JR: Joe Cool and I were talking for a while here and there about reuniting on a few new pieces, and he sent me a text about two weeks ago and asked if I would jump onboard with him for the new Snoop record. This was a big album for Snoop, since it’s his first rap album in over five years and a “return to gangsta rap,” as he’s billing it. He’s working with top producers and guests for this one, so it was a no-brainer for me to get involved once the offer was extended.
Joe was commissioned to draw the cover in the same classic Joe Cool style as “Doggystyle,” and I was commissioned to do all the line work and coloring. Along with the cover, there is a five-panel comic on the inside that I’m working on with Joe as well.
NS: What went into this new album cover for you artistically?
JR: This one was pretty cut and dry. A few phone calls back and forth with Joe and Snoop’s management team and a few scans and e-mails later, we were able to knock out the cover in about a week or so. Joe sends me his drawings and sketches, and then he will call to discuss any changes as well as color schemes that he and Snoop have in mind. They are fairly open to colors, but they’ll have a few suggestions here and there that I run with. I always want as much input from Joe and Snoop as possible since it’s their vision.

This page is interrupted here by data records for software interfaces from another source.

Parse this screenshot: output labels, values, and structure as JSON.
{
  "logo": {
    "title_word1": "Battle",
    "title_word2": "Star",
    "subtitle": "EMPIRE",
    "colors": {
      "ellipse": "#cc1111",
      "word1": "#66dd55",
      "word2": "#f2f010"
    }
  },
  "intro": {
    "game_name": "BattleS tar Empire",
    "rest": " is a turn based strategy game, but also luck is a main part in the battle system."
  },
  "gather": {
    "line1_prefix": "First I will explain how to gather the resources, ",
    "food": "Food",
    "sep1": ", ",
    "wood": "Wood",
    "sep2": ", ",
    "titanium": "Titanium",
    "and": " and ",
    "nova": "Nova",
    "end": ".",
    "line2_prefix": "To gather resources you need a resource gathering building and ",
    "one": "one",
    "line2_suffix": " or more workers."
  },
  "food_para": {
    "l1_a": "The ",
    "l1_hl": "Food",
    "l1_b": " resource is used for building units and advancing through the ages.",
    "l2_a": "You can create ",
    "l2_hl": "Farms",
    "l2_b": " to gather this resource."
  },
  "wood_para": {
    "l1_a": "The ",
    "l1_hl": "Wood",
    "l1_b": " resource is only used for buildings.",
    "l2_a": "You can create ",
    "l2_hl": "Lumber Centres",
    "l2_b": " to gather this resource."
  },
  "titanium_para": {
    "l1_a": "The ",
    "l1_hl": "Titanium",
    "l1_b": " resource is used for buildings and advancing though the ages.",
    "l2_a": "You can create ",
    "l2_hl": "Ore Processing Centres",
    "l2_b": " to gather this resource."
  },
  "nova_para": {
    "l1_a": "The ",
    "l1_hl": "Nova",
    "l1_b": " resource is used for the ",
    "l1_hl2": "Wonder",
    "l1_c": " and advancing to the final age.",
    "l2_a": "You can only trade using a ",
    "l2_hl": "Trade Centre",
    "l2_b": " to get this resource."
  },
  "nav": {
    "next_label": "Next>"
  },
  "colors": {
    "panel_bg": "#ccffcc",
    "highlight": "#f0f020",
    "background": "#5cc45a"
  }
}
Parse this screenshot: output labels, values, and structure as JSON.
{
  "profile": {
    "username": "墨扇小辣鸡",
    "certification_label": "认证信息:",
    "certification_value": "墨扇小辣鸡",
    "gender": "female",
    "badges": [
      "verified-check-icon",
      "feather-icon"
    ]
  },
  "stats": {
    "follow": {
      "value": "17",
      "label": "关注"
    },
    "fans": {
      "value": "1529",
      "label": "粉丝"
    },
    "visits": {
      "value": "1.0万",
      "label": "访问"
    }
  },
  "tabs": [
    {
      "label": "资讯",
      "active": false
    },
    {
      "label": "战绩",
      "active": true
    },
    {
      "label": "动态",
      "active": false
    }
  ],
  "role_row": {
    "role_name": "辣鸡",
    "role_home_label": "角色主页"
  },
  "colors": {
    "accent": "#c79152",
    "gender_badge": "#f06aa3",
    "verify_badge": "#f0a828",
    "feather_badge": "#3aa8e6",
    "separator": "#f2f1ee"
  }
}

NS: What was their reaction when you sent them the final product?
JR: Joe is always so appreciative and complimentary. He was a fan of the final product, and I believe Snoop’s reaction, according to Joe, was “Sick!” I did a couple variations for them to look at and they agreed on the one that was shown on “Kimmel.”
NS: What was it like seeing your work on “Jimmy Kimmel Live” the other night?
JR: That’s a feeling that never gets old. The money end of the business is nice, but as an artist, and I’m sure almost everyone out there would agree, the recognition and the positive feedback part is priceless. It’s always a really gratifying feeling to see your work on a stage that large. Sometimes I can’t believe it, and other times I know how long and hard I’ve worked at this stuff, so it’s rewarding. There’s always a certain amount of luck in the ingredients, as there is talent and dedication. I consider myself very lucky and honored.
NS: You also received a personal video message from Snoop.
JR: Oh yeah! The little personal drop from Snoop was awesome – just something to file away in my own personal portfolio when I’m having a bad day. It’s nice to read back through old e-mails or messages like that to stay motivated.
NS: Are there any projects you are working on currently?
JR: I’m currently in the process of finishing up the interior comic for the Snoop album at the moment, and once that is wrapped up, I have a few album cover projects lined up with this record label in Amsterdam that I do a lot cover work for called Elite Fleet. I’m also very possibly working locally on Pat McGlynn‘s new Blinded Passenger album if the Snoop project wraps up soon, and that will be fun because Pat’s projects are always top quality. I also just wrapped up a few pieces for the crew at Loyalty Barbershop in Scranton, and those guys are a treat to work with as well. They are top quality from top to bottom, so to work with such an aesthetically-focused group is always a blast.
NS: Is there anything else you’d like to add?
JR: I just really appreciate the support locally that has come from this. I was pleasantly surprised when I returned to Scranton after many years away at how encouraging and blooming the local arts scene has become. There’s so many people here with a ton of passion for the arts, and it’s incredible to see the growth. Many thanks to all of them for providing an outlet, and for NEPA Scene, as well. Keep up the great work. Oh, and get “Coolaid” in July!
by Rich Howells
Rich is an award-winning journalist, longtime blogger, practicing poet, adequate photographer, and podcast co-host. He is the founder and editor of NEPA Scene.